As a social worker committed to international child welfare and human rights, I am left wondering just how many Haitian children will experience the fullest conception of their rights, either as children wait in an institution in Pittsburg or those children disbursed all across the U.S. who arrived as medical evacuees. While I recognize that there are complicated questions embedded in this issue, I am disappointed that the international press now seems unconcerned about the outcomes of these children.
Ultimately this underscores a number of issues about human nature, including easy boredom with news of disaster combined with the reality that many would argue that life in the U.S. is superior. I am not interested in even entertaining that conversation as it detracts from the fundamental issue at hand and that is the integrity of U.S. intervention in Haiti and the human rights of a people at the most vulnerable moment in recent history. If the U.S. intends to participate in evacuations during emergencies with the promise of ethical decisionmaking about the long-term planning for children, then what happens to these Haitian children counts—not just to their families but to the future of all such international interventions during disaster.
Finally, from a practical standpoint, due to expediency many rules were bent if not broken to meet the goal of rescuing these children. The decisions that were made by immigration and other government officials were grounded in humanitarian values. But there are concerns about the relaxing of standards for foster care of those children who are still in the custody of the U.S. Office of Refugees and Resettlement. And, no doubt there has been inadequate supervision of these child placements. This particular federal government office is not equipped with professional social workers to carry out home visits and assessments as is the standard in child welfare.
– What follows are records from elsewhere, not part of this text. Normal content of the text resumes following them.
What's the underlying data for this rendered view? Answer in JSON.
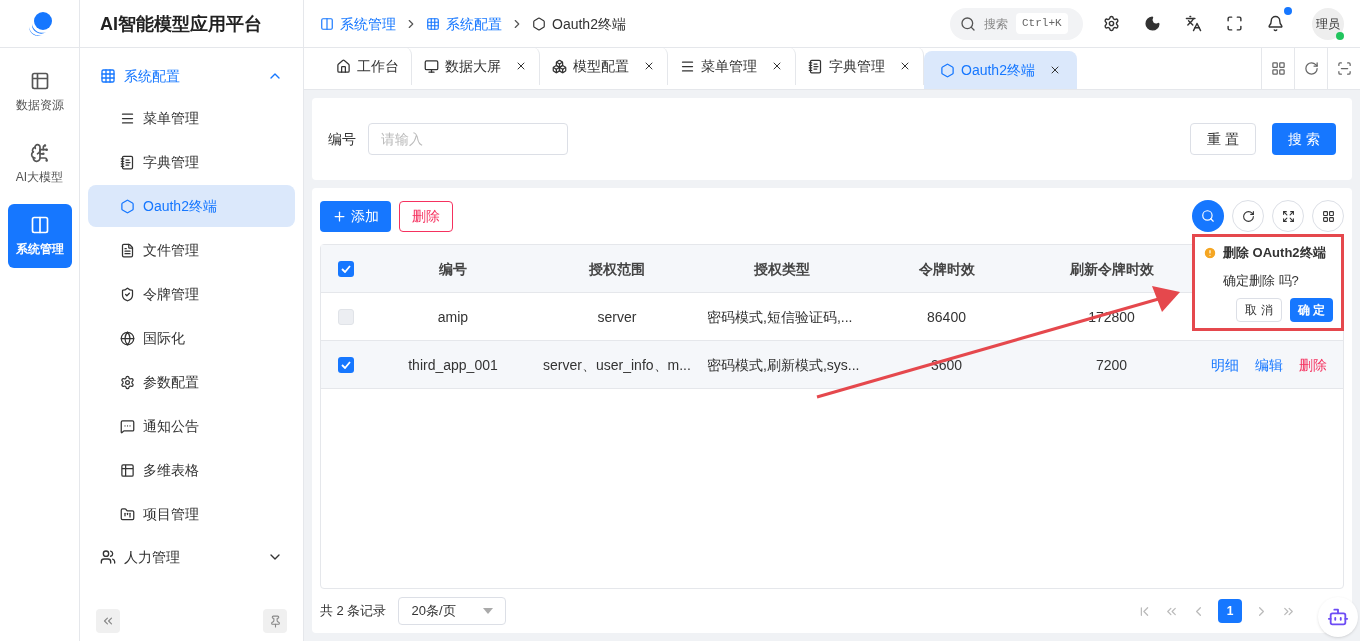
{
  "app": {
    "title": "AI智能模型应用平台"
  },
  "rail": [
    {
      "label": "数据资源",
      "selected": false,
      "kind": "table"
    },
    {
      "label": "AI大模型",
      "selected": false,
      "kind": "ai"
    },
    {
      "label": "系统管理",
      "selected": true,
      "kind": "system"
    }
  ],
  "sidebar": {
    "group": {
      "label": "系统配置",
      "expanded": true
    },
    "items": [
      {
        "label": "菜单管理",
        "selected": false,
        "kind": "menu"
      },
      {
        "label": "字典管理",
        "selected": false,
        "kind": "book"
      },
      {
        "label": "Oauth2终端",
        "selected": true,
        "kind": "hex"
      },
      {
        "label": "文件管理",
        "selected": false,
        "kind": "file"
      },
      {
        "label": "令牌管理",
        "selected": false,
        "kind": "token"
      },
      {
        "label": "国际化",
        "selected": false,
        "kind": "globe"
      },
      {
        "label": "参数配置",
        "selected": false,
        "kind": "gear"
      },
      {
        "label": "通知公告",
        "selected": false,
        "kind": "chat"
      },
      {
        "label": "多维表格",
        "selected": false,
        "kind": "table"
      },
      {
        "label": "项目管理",
        "selected": false,
        "kind": "project"
      }
    ],
    "other_group": {
      "label": "人力管理",
      "expanded": false
    }
  },
  "breadcrumb": [
    {
      "label": "系统管理",
      "kind": "system"
    },
    {
      "label": "系统配置",
      "kind": "grid"
    },
    {
      "label": "Oauth2终端",
      "kind": "hex"
    }
  ],
  "header": {
    "search": {
      "placeholder": "搜索",
      "shortcut": "Ctrl+K"
    },
    "notification_dot": true,
    "avatar": "理员",
    "online": true
  },
  "tabs": [
    {
      "label": "工作台",
      "selected": false,
      "closable": false,
      "kind": "home"
    },
    {
      "label": "数据大屏",
      "selected": false,
      "closable": true,
      "kind": "monitor"
    },
    {
      "label": "模型配置",
      "selected": false,
      "closable": true,
      "kind": "model"
    },
    {
      "label": "菜单管理",
      "selected": false,
      "closable": true,
      "kind": "menu"
    },
    {
      "label": "字典管理",
      "selected": false,
      "closable": true,
      "kind": "book"
    },
    {
      "label": "Oauth2终端",
      "selected": true,
      "closable": true,
      "kind": "hex"
    }
  ],
  "filter": {
    "label": "编号",
    "placeholder": "请输入",
    "reset": "重 置",
    "search": "搜 索"
  },
  "toolbar": {
    "add": "添加",
    "delete": "删除"
  },
  "table": {
    "select_all_checked": true,
    "columns": [
      "编号",
      "授权范围",
      "授权类型",
      "令牌时效",
      "刷新令牌时效"
    ],
    "rows": [
      {
        "checked": false,
        "cells": [
          "amip",
          "server",
          "密码模式,短信验证码,...",
          "86400",
          "172800"
        ],
        "actions": []
      },
      {
        "checked": true,
        "cells": [
          "third_app_001",
          "server、user_info、m...",
          "密码模式,刷新模式,sys...",
          "3600",
          "7200"
        ],
        "actions": [
          {
            "label": "明细",
            "kind": "normal"
          },
          {
            "label": "编辑",
            "kind": "normal"
          },
          {
            "label": "删除",
            "kind": "danger"
          }
        ]
      }
    ]
  },
  "popconfirm": {
    "title": "删除 OAuth2终端",
    "message": "确定删除 吗?",
    "cancel": "取 消",
    "confirm": "确 定"
  },
  "pagination": {
    "total": "共 2 条记录",
    "page_size": "20条/页",
    "pages": [
      {
        "label": "1",
        "selected": true
      }
    ]
  }
}
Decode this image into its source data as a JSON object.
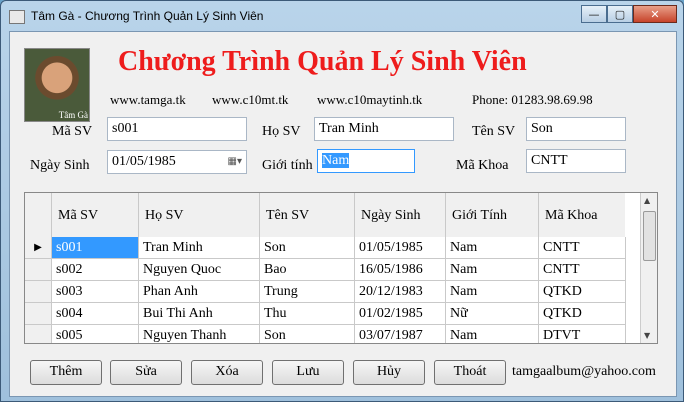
{
  "window": {
    "title": "Tâm Gà - Chương Trình Quản Lý Sinh Viên",
    "caption_min": "—",
    "caption_max": "▢",
    "caption_close": "✕"
  },
  "header": {
    "title": "Chương Trình Quản Lý Sinh Viên",
    "avatar_caption": "Tâm Gà",
    "site1": "www.tamga.tk",
    "site2": "www.c10mt.tk",
    "site3": "www.c10maytinh.tk",
    "phone": "Phone: 01283.98.69.98"
  },
  "form": {
    "ma_sv_label": "Mã SV",
    "ma_sv_value": "s001",
    "ho_sv_label": "Họ SV",
    "ho_sv_value": "Tran Minh",
    "ten_sv_label": "Tên SV",
    "ten_sv_value": "Son",
    "ngay_sinh_label": "Ngày Sinh",
    "ngay_sinh_value": "01/05/1985",
    "gioi_tinh_label": "Giới tính",
    "gioi_tinh_value": "Nam",
    "ma_khoa_label": "Mã Khoa",
    "ma_khoa_value": "CNTT"
  },
  "grid": {
    "columns": [
      "Mã SV",
      "Họ SV",
      "Tên SV",
      "Ngày Sinh",
      "Giới Tính",
      "Mã Khoa"
    ],
    "rows": [
      [
        "s001",
        "Tran Minh",
        "Son",
        "01/05/1985",
        "Nam",
        "CNTT"
      ],
      [
        "s002",
        "Nguyen Quoc",
        "Bao",
        "16/05/1986",
        "Nam",
        "CNTT"
      ],
      [
        "s003",
        "Phan Anh",
        "Trung",
        "20/12/1983",
        "Nam",
        "QTKD"
      ],
      [
        "s004",
        "Bui Thi Anh",
        "Thu",
        "01/02/1985",
        "Nữ",
        "QTKD"
      ],
      [
        "s005",
        "Nguyen Thanh",
        "Son",
        "03/07/1987",
        "Nam",
        "DTVT"
      ]
    ]
  },
  "buttons": {
    "them": "Thêm",
    "sua": "Sửa",
    "xoa": "Xóa",
    "luu": "Lưu",
    "huy": "Hủy",
    "thoat": "Thoát"
  },
  "footer": {
    "email": "tamgaalbum@yahoo.com"
  },
  "icons": {
    "row_pointer": "▶",
    "date_dropdown": "calendar-dropdown-icon"
  }
}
Inevitably, there are other issues at hand which have not even yet surfaced and rumor is of child placement/adoption disruption and even possibly dissolution in a handful of cases. It is imperative that a group of child welfare experts—those who do not benefit from income or funding from the intercountry adoption industry—review of the circumstances of all children in precarious circumstances. This is critical for informing future child welfare practices during a disaster.
A step in the right direction would be to invite experts from organizations that have the public trust: the Association of Black Social Workers (ABSW) and other professional social workers such as Haitian Americans in addition to those who have global practice experience working in the Caribbean. Whoever is at the table, I vote for ABSW to lead the charge as their value system for fairness, equity and child welfare excellence is clear and their judgment will be based on sound assessment and expertise
*Karen Smith Rotabi is a guest blogger to AmericasQuarterly.org. She is an assistant professor of social work at Virginia Commonwealth University. She has lived and worked in the Caribbean and Central America, and is an outspoken critic of intercountry adoption fraud. A longer policy analysis about Haiti and the attempt to traffic children as intercountry adoptees can be found in the May/June 2010 issue of Journal of Global Social Work Practice. Also, see the author’s website at www.HagueEvaluation.com.
Like what you've read? Subscribe to AQ for more
Any opinions expressed in this piece do not necessarily reflect those of Americas Quarterly or its publishers.